I have been getting back into my PhD studies over the last few weeks. The main focus of this research is to investigate and develop my notion of Aesthetic Subjectivity. This model of subjectivity looks at the human, or the self, as an enfolding of body and environment, always absorbing and processing (metabolising) the external world in the process of forming its conscious image, drawn from sensory inputs and body states (synaesthesia), of its self in this relationship. Said in another way, looking at how we process the intersection of our inner and outer worlds to interact within “the world”.
I began my PhD in February 2012 by focusing on my relationship to the environment. This took in my childhood and adult geographic environments as well as the socio-historical lineages of these environments. That first year of my research was mainly spent surveying that vast contextual field. A vastness that turned out too overwhelm my core research aims. I was advised by my supervisor, Head of the ANU’s Sculpture Workshop Wendy Teakel, to narrow the aperture of my focus to my immediate domestic space. I was resistant and sceptical to this idea at first and the shift from the theoretically and geographically broader landscape to the absolutely localised space of my immediate world was an at times painful transition. But at my heart I am a good girl and I could see potential in Wendy’s suggestion so I did what I was told to do and set about observing my domestic space through visual diary format.
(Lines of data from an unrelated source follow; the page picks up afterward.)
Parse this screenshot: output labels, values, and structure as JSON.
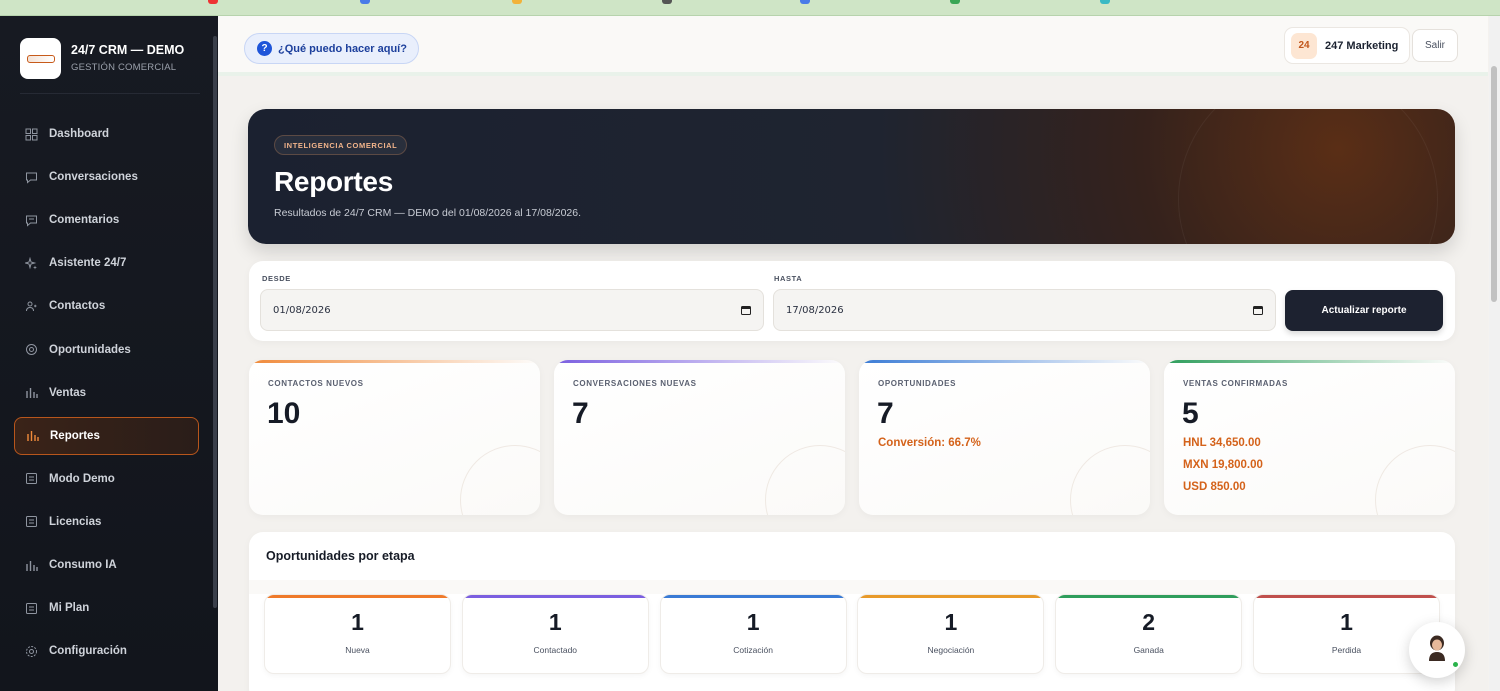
{
  "brand": {
    "title": "24/7 CRM — DEMO",
    "subtitle": "GESTIÓN COMERCIAL"
  },
  "sidebar": {
    "items": [
      {
        "label": "Dashboard",
        "icon": "grid-icon"
      },
      {
        "label": "Conversaciones",
        "icon": "chat-icon"
      },
      {
        "label": "Comentarios",
        "icon": "comment-icon"
      },
      {
        "label": "Asistente 24/7",
        "icon": "sparkle-icon"
      },
      {
        "label": "Contactos",
        "icon": "users-icon"
      },
      {
        "label": "Oportunidades",
        "icon": "target-icon"
      },
      {
        "label": "Ventas",
        "icon": "bar-chart-icon"
      },
      {
        "label": "Reportes",
        "icon": "bar-chart-icon",
        "active": true
      },
      {
        "label": "Modo Demo",
        "icon": "document-icon"
      },
      {
        "label": "Licencias",
        "icon": "document-icon"
      },
      {
        "label": "Consumo IA",
        "icon": "bar-chart-icon"
      },
      {
        "label": "Mi Plan",
        "icon": "document-icon"
      },
      {
        "label": "Configuración",
        "icon": "gear-icon"
      }
    ]
  },
  "topbar": {
    "help_label": "¿Qué puedo hacer aquí?",
    "user_initials": "24",
    "user_name": "247 Marketing",
    "logout_label": "Salir"
  },
  "hero": {
    "badge": "INTELIGENCIA COMERCIAL",
    "title": "Reportes",
    "subtitle": "Resultados de 24/7 CRM — DEMO del 01/08/2026 al 17/08/2026."
  },
  "filters": {
    "from_label": "DESDE",
    "from_value": "01/08/2026",
    "to_label": "HASTA",
    "to_value": "17/08/2026",
    "update_label": "Actualizar reporte"
  },
  "kpis": [
    {
      "label": "CONTACTOS NUEVOS",
      "value": "10",
      "color": "#f08a3a",
      "extra": []
    },
    {
      "label": "CONVERSACIONES NUEVAS",
      "value": "7",
      "color": "#7b5fe0",
      "extra": []
    },
    {
      "label": "OPORTUNIDADES",
      "value": "7",
      "color": "#3a7bd5",
      "extra": [
        "Conversión: 66.7%"
      ]
    },
    {
      "label": "VENTAS CONFIRMADAS",
      "value": "5",
      "color": "#2f9e5c",
      "extra": [
        "HNL 34,650.00",
        "MXN 19,800.00",
        "USD 850.00"
      ]
    }
  ],
  "stages": {
    "title": "Oportunidades por etapa",
    "items": [
      {
        "count": "1",
        "label": "Nueva",
        "color": "#ef7a2a"
      },
      {
        "count": "1",
        "label": "Contactado",
        "color": "#7b5fe0"
      },
      {
        "count": "1",
        "label": "Cotización",
        "color": "#3a7bd5"
      },
      {
        "count": "1",
        "label": "Negociación",
        "color": "#e89a2a"
      },
      {
        "count": "2",
        "label": "Ganada",
        "color": "#2f9e5c"
      },
      {
        "count": "1",
        "label": "Perdida",
        "color": "#c0504d"
      }
    ]
  },
  "colors": {
    "accent": "#d4621a",
    "sidebar_bg": "#171a22",
    "hero_bg": "#1f2430"
  }
}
This process of continual observation has proven to be a rich venture yielding insight into that overlapping of self and space that so enchants me. It gave me the platform that I needed to ease myself back into the production of art itself. I can see a strong little body of works emerging that embody my research concerns. This series of small sculptures considers the way in which we interact with everyday domestic and familial objects, ingesting there physical forms and patterns as our muscle memories form the habits of their use. Through observing myself and my family in our ordinary space I have come to believe that these habitual actions provide the canvas for our social interactions, the shared moments through which we model behaviour and modes of organising emotion, communicate and gesture our believes and values, and so critically yet often so unwittingly imprint each other in shared experience. I use fabric in these pieces as a loaded medium. To me fabric conveys something of the material body, the weaves and intersections and connections of neurons, nerve fibres and muscle, the intricate braids of DNA . It is also temporal, it conveys “social fabric”, the “rich tapestry of life”, the weaves that extend from one generation to the next.
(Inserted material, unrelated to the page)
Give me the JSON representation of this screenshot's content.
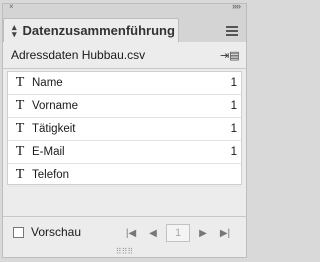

This series of works is titled “Memory Flesh”. I can envisage a kitchen full of these items, the inanimate made aesthetically animate. The work at the top is called “Memory Flesh #3, Unfold Me”. I borrowed a lyric from a beautiful, vulnerable Sia song “Breath Me” http://www.youtube.com/watch?v=hSH7fblcGWM . I put this piece up for auction at the recent F Project fundraiser for the Artery and believe it was bought by one Mr Gareth Colliton. I am using a combination of textile work, painting and poly resins to create these expression of the body. I am quite excited to see what else comes through this creative stream.